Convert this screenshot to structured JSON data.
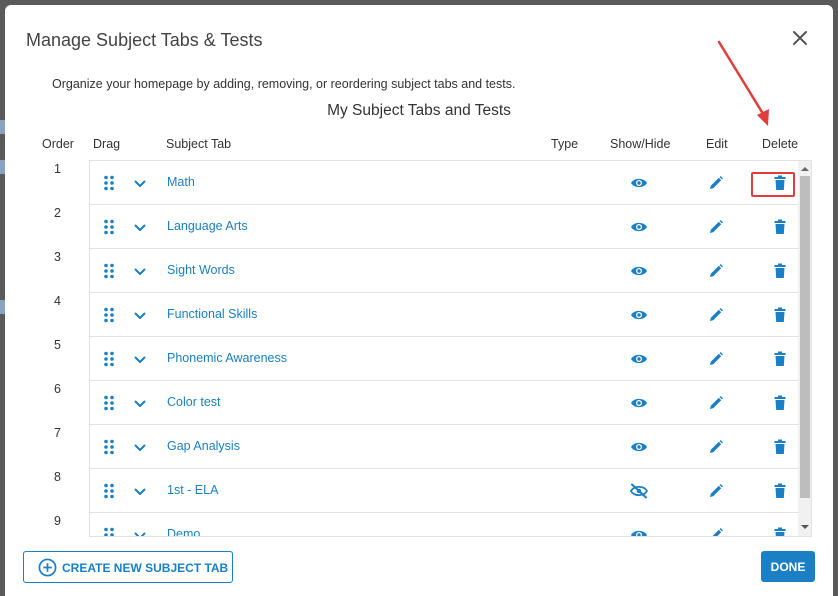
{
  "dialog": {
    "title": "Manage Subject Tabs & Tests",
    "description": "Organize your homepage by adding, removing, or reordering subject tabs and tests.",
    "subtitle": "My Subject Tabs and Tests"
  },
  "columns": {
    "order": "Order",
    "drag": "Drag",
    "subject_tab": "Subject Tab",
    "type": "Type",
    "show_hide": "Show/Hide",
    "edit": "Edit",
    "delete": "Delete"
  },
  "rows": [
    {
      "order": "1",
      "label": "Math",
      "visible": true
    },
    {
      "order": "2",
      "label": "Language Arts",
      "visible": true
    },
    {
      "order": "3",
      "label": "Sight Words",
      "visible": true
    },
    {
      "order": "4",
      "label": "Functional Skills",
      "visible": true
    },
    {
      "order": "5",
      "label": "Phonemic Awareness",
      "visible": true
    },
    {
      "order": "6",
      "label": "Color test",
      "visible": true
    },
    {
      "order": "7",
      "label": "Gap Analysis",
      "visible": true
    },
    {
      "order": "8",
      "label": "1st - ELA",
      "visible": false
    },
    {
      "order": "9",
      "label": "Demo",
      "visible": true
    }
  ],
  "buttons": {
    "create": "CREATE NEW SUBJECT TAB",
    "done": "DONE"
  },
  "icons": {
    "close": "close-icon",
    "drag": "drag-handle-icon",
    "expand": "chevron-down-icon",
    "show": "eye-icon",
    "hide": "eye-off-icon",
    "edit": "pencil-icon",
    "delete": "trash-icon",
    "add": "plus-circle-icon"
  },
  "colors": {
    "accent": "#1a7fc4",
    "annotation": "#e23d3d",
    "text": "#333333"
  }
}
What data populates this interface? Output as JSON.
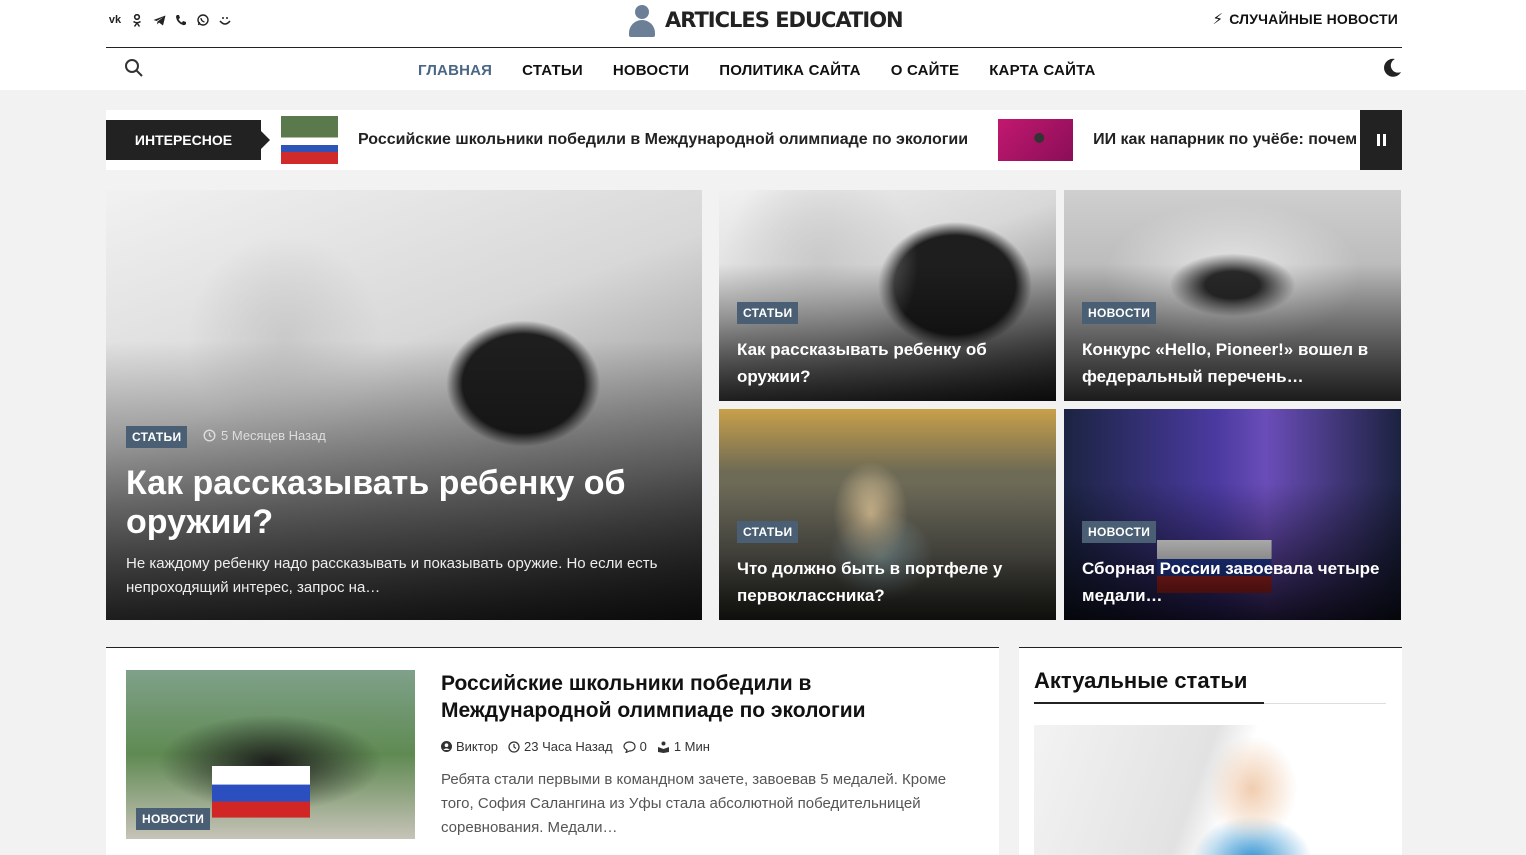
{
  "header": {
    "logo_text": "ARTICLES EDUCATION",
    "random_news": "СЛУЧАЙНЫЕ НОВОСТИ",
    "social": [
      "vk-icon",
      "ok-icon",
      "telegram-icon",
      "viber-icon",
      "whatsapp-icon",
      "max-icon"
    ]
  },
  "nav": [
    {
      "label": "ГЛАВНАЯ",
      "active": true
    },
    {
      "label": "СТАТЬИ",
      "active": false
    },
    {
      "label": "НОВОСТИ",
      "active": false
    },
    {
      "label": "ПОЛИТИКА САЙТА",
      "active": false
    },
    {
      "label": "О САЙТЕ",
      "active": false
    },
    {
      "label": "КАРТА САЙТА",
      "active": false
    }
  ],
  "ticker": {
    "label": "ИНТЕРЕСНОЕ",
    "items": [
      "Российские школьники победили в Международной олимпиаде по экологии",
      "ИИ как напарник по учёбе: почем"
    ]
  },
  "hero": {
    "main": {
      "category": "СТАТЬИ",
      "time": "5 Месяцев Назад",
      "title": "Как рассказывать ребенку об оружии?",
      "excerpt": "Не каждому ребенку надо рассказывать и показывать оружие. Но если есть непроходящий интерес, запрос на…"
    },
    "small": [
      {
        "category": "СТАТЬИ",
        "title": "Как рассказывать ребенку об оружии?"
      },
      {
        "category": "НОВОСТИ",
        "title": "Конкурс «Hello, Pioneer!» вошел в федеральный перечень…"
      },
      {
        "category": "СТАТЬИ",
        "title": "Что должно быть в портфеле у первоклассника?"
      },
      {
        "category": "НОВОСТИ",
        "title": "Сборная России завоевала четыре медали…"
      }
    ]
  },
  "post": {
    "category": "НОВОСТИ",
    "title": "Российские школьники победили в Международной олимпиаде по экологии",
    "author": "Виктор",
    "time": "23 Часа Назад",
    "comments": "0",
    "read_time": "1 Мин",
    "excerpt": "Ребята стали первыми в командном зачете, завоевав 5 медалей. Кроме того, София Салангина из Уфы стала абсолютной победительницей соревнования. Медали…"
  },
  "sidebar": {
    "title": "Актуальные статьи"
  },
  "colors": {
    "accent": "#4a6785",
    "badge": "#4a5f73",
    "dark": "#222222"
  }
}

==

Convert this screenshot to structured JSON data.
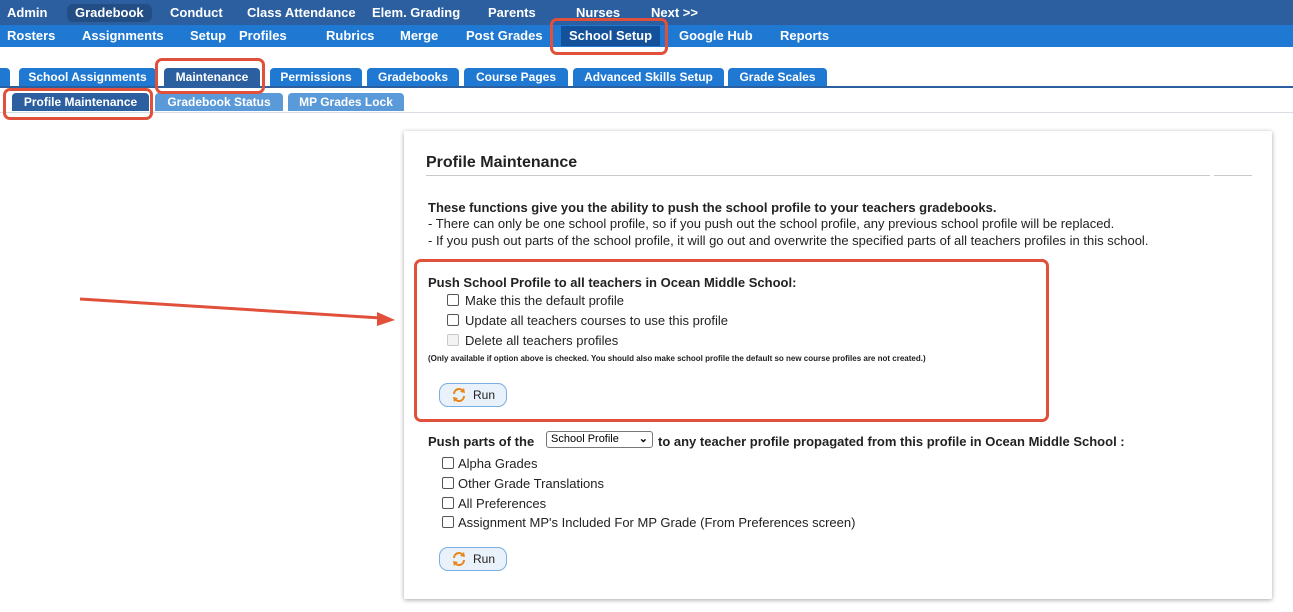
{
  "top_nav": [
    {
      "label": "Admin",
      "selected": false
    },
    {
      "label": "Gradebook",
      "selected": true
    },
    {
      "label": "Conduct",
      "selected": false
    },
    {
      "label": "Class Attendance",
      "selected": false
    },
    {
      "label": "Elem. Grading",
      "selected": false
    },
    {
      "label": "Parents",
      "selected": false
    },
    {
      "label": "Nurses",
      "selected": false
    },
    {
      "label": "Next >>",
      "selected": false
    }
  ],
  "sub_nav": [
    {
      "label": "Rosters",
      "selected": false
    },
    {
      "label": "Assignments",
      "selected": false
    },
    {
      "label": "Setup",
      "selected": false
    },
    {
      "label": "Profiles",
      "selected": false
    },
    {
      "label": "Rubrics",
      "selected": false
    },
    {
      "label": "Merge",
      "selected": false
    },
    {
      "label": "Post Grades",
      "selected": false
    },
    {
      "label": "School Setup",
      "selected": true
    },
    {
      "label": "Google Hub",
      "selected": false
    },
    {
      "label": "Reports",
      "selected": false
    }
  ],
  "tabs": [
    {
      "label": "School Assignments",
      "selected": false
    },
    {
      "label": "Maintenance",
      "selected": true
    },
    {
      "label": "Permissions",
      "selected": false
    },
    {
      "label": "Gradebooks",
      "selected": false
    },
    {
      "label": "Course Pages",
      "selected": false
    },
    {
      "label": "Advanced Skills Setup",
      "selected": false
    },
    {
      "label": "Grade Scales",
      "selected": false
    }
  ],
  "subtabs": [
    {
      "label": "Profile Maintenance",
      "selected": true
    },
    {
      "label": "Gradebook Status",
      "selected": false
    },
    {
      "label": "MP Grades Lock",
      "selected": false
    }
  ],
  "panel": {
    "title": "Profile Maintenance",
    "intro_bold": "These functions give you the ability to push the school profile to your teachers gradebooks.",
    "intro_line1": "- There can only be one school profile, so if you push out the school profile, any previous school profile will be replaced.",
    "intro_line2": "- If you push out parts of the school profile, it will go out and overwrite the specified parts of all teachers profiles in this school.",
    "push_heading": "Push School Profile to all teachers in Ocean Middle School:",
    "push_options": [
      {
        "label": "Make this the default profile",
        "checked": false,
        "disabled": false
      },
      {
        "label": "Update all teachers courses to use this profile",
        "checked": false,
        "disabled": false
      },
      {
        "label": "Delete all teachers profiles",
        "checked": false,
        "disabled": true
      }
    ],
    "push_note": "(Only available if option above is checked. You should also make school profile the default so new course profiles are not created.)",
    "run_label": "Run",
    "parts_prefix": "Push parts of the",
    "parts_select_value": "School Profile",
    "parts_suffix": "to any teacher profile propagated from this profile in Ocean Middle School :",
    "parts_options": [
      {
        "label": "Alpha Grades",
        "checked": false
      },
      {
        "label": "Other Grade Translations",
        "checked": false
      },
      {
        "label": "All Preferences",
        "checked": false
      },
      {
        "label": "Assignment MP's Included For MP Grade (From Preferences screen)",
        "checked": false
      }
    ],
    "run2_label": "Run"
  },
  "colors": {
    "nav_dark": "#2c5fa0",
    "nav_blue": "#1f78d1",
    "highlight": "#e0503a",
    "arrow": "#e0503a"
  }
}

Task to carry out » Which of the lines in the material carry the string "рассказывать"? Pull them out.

Worked solution »
      "title": "Как рассказывать ребенку об оружии?",
      "excerpt": "Не каждому ребенку надо рассказывать и показывать оружие. Но если есть непроходящий интерес, запрос на…"
        "title": "Как рассказывать ребенку об оружии?"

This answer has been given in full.